Assignment → An exact copy of the data below is needed; please leave out any pictures.

Given data →
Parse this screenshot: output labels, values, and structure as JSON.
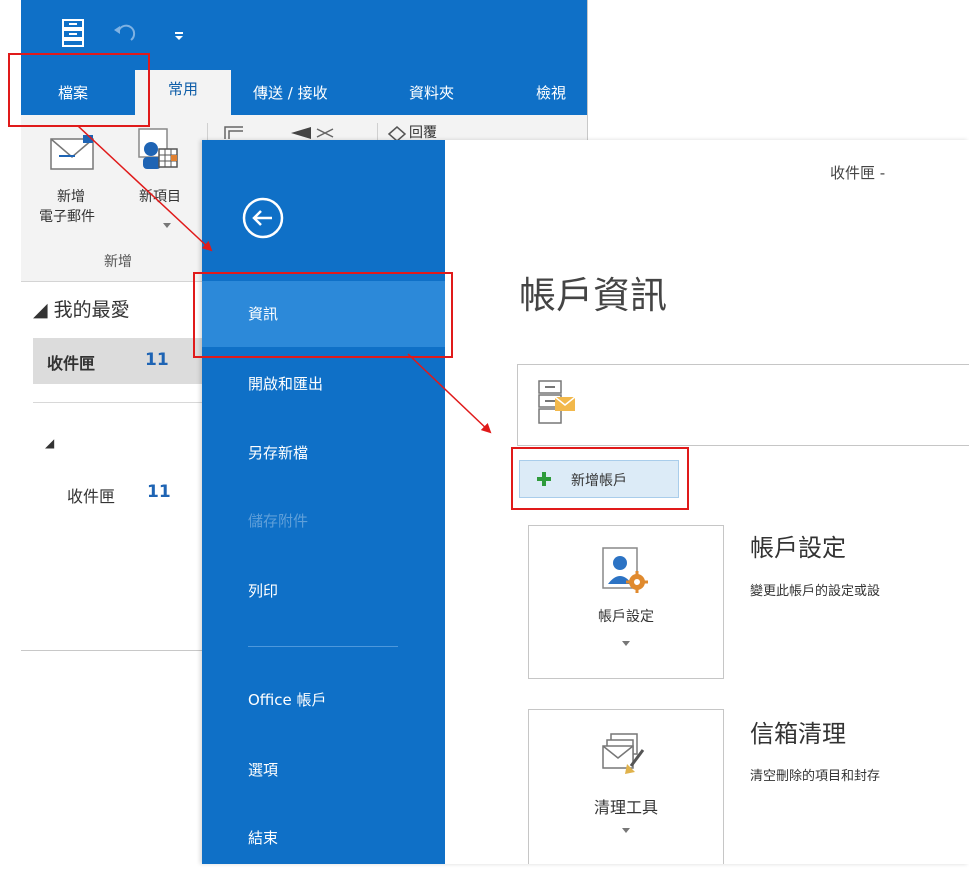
{
  "ribbon_tabs": [
    {
      "label": "檔案"
    },
    {
      "label": "常用"
    },
    {
      "label": "傳送 / 接收"
    },
    {
      "label": "資料夾"
    },
    {
      "label": "檢視"
    }
  ],
  "ribbon": {
    "new_email_line1": "新增",
    "new_email_line2": "電子郵件",
    "new_items": "新項目",
    "group_label": "新增",
    "reply_label": "回覆"
  },
  "nav": {
    "favorites": "◢ 我的最愛",
    "inbox_label": "收件匣",
    "inbox_count": "11",
    "account_marker": "◢",
    "inbox2_label": "收件匣",
    "inbox2_count": "11"
  },
  "backstage": {
    "menu": [
      {
        "label": "資訊"
      },
      {
        "label": "開啟和匯出"
      },
      {
        "label": "另存新檔"
      },
      {
        "label": "儲存附件"
      },
      {
        "label": "列印"
      },
      {
        "label": "Office 帳戶"
      },
      {
        "label": "選項"
      },
      {
        "label": "結束"
      }
    ],
    "window_title": "收件匣 -",
    "page_title": "帳戶資訊",
    "add_account_label": "新增帳戶",
    "account_settings": {
      "button_label": "帳戶設定",
      "heading": "帳戶設定",
      "description": "變更此帳戶的設定或設"
    },
    "mailbox_cleanup": {
      "button_label": "清理工具",
      "heading": "信箱清理",
      "description": "清空刪除的項目和封存"
    }
  },
  "colors": {
    "outlook_blue": "#0f70c7",
    "selected_blue": "#2c89d9",
    "annotation_red": "#e01a1a",
    "count_blue": "#1e64b4"
  }
}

Expected answer →
Parse this screenshot: output labels, values, and structure as JSON.
{
  "ribbon_tabs": [
    {
      "label": "檔案"
    },
    {
      "label": "常用"
    },
    {
      "label": "傳送 / 接收"
    },
    {
      "label": "資料夾"
    },
    {
      "label": "檢視"
    }
  ],
  "ribbon": {
    "new_email_line1": "新增",
    "new_email_line2": "電子郵件",
    "new_items": "新項目",
    "group_label": "新增",
    "reply_label": "回覆"
  },
  "nav": {
    "favorites": "◢ 我的最愛",
    "inbox_label": "收件匣",
    "inbox_count": "11",
    "account_marker": "◢",
    "inbox2_label": "收件匣",
    "inbox2_count": "11"
  },
  "backstage": {
    "menu": [
      {
        "label": "資訊"
      },
      {
        "label": "開啟和匯出"
      },
      {
        "label": "另存新檔"
      },
      {
        "label": "儲存附件"
      },
      {
        "label": "列印"
      },
      {
        "label": "Office 帳戶"
      },
      {
        "label": "選項"
      },
      {
        "label": "結束"
      }
    ],
    "window_title": "收件匣 -",
    "page_title": "帳戶資訊",
    "add_account_label": "新增帳戶",
    "account_settings": {
      "button_label": "帳戶設定",
      "heading": "帳戶設定",
      "description": "變更此帳戶的設定或設"
    },
    "mailbox_cleanup": {
      "button_label": "清理工具",
      "heading": "信箱清理",
      "description": "清空刪除的項目和封存"
    }
  },
  "colors": {
    "outlook_blue": "#0f70c7",
    "selected_blue": "#2c89d9",
    "annotation_red": "#e01a1a",
    "count_blue": "#1e64b4"
  }
}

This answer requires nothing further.